In short, a voluptuous, mature voice with a lot of growing room. If you get a chance to hear her, in recital or opera (in Paris and Vienna) buy a ticket. If you're not enchanted, I'll be very surprised. I think tonight's performance was being filmed, so I'll keep you informed about that. In the meantime, here she is in a suit.

And, for a certain Italian friend, Serena's dress was fabulous!

UPDATE: When the video is available, it will appear here.

Tuesday, 10 May 2011

Friday 13th at The 100 Club

The listing for the evening consistes of The Electric Flowers, Rhys Williams, Empty Headz, Wolfette and Jo Ryan. Everything kicks off at 7:30, so don't arrive late or you'll miss Jo, and you'll kick yourself forever if you miss Jo at the 100 Club. You'll feel like the guy who passed on signing the Beatles. Or the lifeboat inspector on the Titanic.

Check out the links above and see you on Friday.

Monday, 9 May 2011

A week of music.........

My week of music began on Friday the 6th with an impromptu piano recital by Stefano Orioli. The venue was the Italian Cultural Institute in Belgrave Square. The playing was very accomplished, as you would expect of a pianist of his experience. The recital was well balanced with works by classical composers Scarlatti and Clementi followed by romantic works by Debussy and Liszt.

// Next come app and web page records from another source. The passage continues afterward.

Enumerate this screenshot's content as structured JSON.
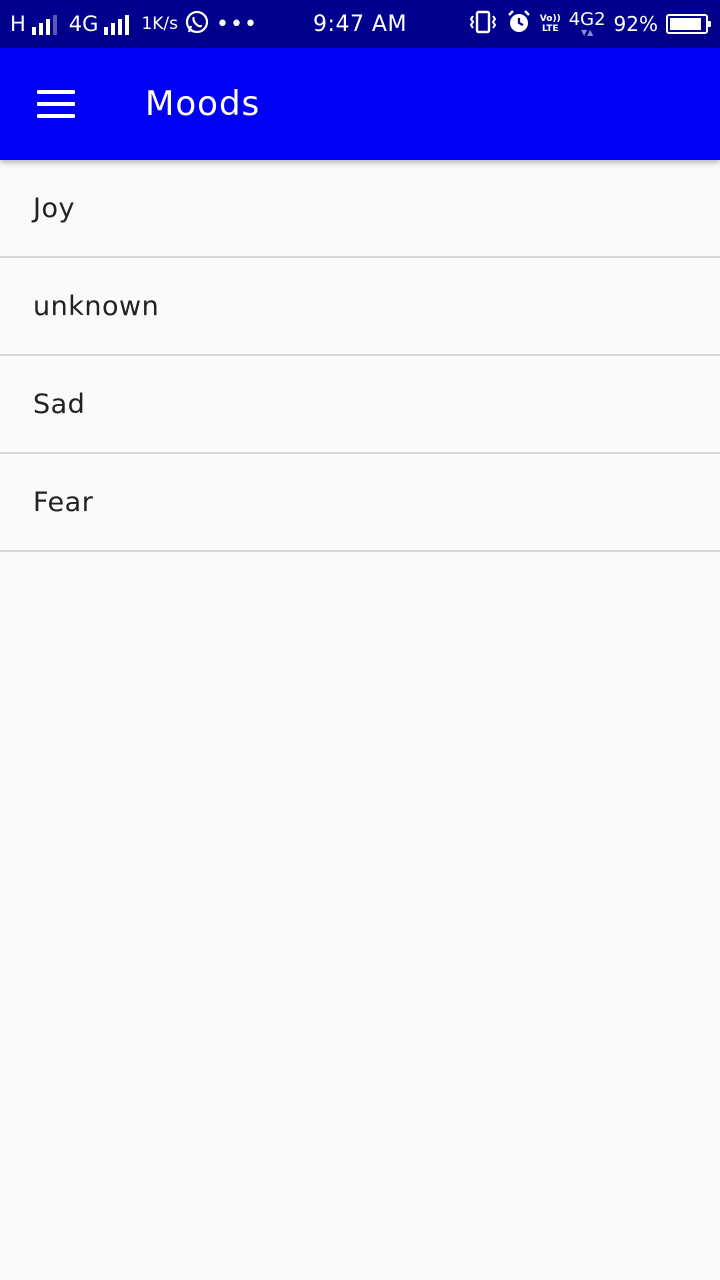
{
  "status_bar": {
    "carrier1_type": "H",
    "carrier2_type": "4G",
    "speed": "1K/s",
    "notification_icon": "whatsapp-icon",
    "more": "•••",
    "time": "9:47 AM",
    "volte_top": "Vo))",
    "volte_bottom": "LTE",
    "network": "4G2",
    "battery_percent": "92%",
    "battery_level": 0.92
  },
  "app_bar": {
    "menu_icon": "hamburger-menu-icon",
    "title": "Moods",
    "color": "#0000f5"
  },
  "moods": {
    "items": [
      {
        "label": "Joy"
      },
      {
        "label": "unknown"
      },
      {
        "label": "Sad"
      },
      {
        "label": "Fear"
      }
    ]
  }
}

Sunday was a little unexpected. I'd been invited to a concert at the Purcell Room at the Southbank Centre. The event was 'Breaking Boundaries'. On the bill were Kosmos, Paprika and She'Koyokh. Kosmos opened the evening with a mixture of jazz, klezmer and tango, spiced up with gypsy and arabic melodies. Milos, the accordionist (one of the two) from Paprika joined for Piazzolla's 'Libertango' bringing a touch of familiarity to the evening, giving us a foretaste of what to expect for the rest of the evening.

Next up was Paprika, featuring the charismatic violinist Bogdan Vacarescu, joined by Meg Hamilton of Kosmos (cross-pollination is a feature of this evening), who regaled us with Serbian, Balkan, Romanian and gypsy folk songs and melodies. The use of two accordions in a call-and-response setting was inspired. It was at about this point that the audience became aware that they were in a seated venue, listening to what was, essentially, music for dancing. More on that later.

After the break came She'Koyokh. The theme of the evening reached its peak with this ensemble. Featuring one of the most versatile vocalists I've heard since Elizabeth Fraser, Cigdem Aslan sang bulgarian folk, managing to sound eerily like the Voix Bulgares, veering off around the Balkans on a melodic and linguistic ending up somewhere around the Black Sea. During the course of the evening, I lost count of the number of languages I heard her sing. The ensemble itself performed all this music and more. Stand-out performances from Susi Evans on clarinet (perhaps previously owned by Faust) and Matt Bacon on guitar. Not to forget Paul on the accordion who had us all singin the yiddish chorus to 'die Philosope'. The finale was a klezmer super-group. All the members of the previous groups joined She'Koyokh onstage for a melange which featured the individual mixes of all the bands. The result was an irresistable urge to dance. I resisted, most didn't. Clapping to the klezmer, dancing to folk melodies from around the balkans and the middle-east, rapt silence as Susi on clarinet duelled with the guitarists, pulling off a win using circular-breathing and a healthy dash of chutzpah!
All these bands are highly recommended, unless you have something against having fun.

My week continues on Wednesday 11th, with the second of the Rosenblatt Recitals series, this one featuring Serena Malfi, once again at St John's, Smith Square.
And if you are dithering, wondering if you should come on Wednesday or not, here's your invitation!

Following that, on Friday 13th, is my friend Jo Ryan at the 100 Club.

Blog reviews following both of these concerts.